What assessment the commissioners have made of the funding implications of a General Synod vote to allow women bishops; and if he will make a statement.
It is very appropriate for the Church, in this season of Advent, to prepare for the arrival of female bishops, and it is proper and reasonable to provide for those who cannot accept the ministry of women in the episcopate. But in addition to its theological and practical flaws, would not the proposal for a new, third province parallel to Canterbury and York cause serious financial damage to the Anglican Church at every level—from the lowest and humblest parochial church council, such as that on which I serve, to the most elevated of bodies, such as the Church Commissioners, on which my hon. Friend serves?
The question of a third province would doubtless appeal to Michael Fabricant, who is in his place. The General Synod will be asked at its February meeting to take note of the report, and in principle, the decision as to whether it wishes to remove the legal obstacles to women's ministry in the episcopate will come later in the session. The wider point that my hon. Friend makes will of course be taken fully into account.
But does the hon. Gentleman not agree that the Church of England should have learned its lesson about separate arrangements for those who disagree with the general opinion of Synod, and that it would be very helpful if, in the interest of the good governance of the Church, the commissioners undertook a survey of the options mentioned by the Bishop of Rochester in his recent report? That survey will hopefully show that people will not be forced to come to a particular conclusion that is based on money, rather than on the very good sense that the Synod will demonstrate when it agrees to women bishops.
I take note of the hon.

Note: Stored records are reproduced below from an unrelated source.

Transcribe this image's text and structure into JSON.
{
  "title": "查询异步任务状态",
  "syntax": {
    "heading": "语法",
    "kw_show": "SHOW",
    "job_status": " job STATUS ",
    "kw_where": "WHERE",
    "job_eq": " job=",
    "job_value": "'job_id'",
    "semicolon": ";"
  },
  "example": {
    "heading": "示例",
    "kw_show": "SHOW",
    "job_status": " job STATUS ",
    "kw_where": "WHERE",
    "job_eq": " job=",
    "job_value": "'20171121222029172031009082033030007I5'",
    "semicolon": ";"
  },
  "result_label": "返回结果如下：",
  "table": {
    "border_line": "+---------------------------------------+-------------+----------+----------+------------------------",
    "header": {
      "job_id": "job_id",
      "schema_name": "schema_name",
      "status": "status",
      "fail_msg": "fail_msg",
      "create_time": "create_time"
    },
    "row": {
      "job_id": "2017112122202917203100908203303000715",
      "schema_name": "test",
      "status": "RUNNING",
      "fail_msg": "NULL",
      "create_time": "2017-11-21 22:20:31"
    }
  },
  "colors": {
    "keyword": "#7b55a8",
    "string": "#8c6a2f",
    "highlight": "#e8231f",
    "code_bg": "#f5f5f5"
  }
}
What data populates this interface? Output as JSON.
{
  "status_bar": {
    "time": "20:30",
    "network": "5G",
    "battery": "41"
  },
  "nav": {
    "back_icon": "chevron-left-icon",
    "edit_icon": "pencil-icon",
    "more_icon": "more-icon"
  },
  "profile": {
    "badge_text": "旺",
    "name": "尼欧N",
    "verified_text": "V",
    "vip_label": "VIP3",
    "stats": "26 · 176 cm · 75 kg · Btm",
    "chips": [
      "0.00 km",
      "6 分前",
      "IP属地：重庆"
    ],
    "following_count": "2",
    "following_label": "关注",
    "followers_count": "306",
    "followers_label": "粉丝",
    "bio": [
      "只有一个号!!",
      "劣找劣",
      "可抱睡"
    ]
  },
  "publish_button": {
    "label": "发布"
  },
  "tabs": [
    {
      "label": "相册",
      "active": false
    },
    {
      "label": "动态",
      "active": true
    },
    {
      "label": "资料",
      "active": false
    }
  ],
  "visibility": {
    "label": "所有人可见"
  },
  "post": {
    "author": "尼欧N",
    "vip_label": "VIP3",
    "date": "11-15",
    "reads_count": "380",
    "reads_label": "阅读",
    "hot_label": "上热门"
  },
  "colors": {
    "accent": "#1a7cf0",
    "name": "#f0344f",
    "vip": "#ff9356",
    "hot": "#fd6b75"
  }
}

Gentleman's point, which reminds me of a comment that you will be very familiar with, Mr. Speaker. I have no instructions to give other than this House directeth me, although in this case it is question of how the Church of England directeth me. On the financial implications, the Church is giving the Bishop of Rochester's report serious consideration and the archbishops have commended it for prayerful study. There is a very long synodical process through which we shall reach the question of women bishops, and I am sure that the hon. Gentleman's point, along with the other points raised, will be taken fully into account when Synod meets in February.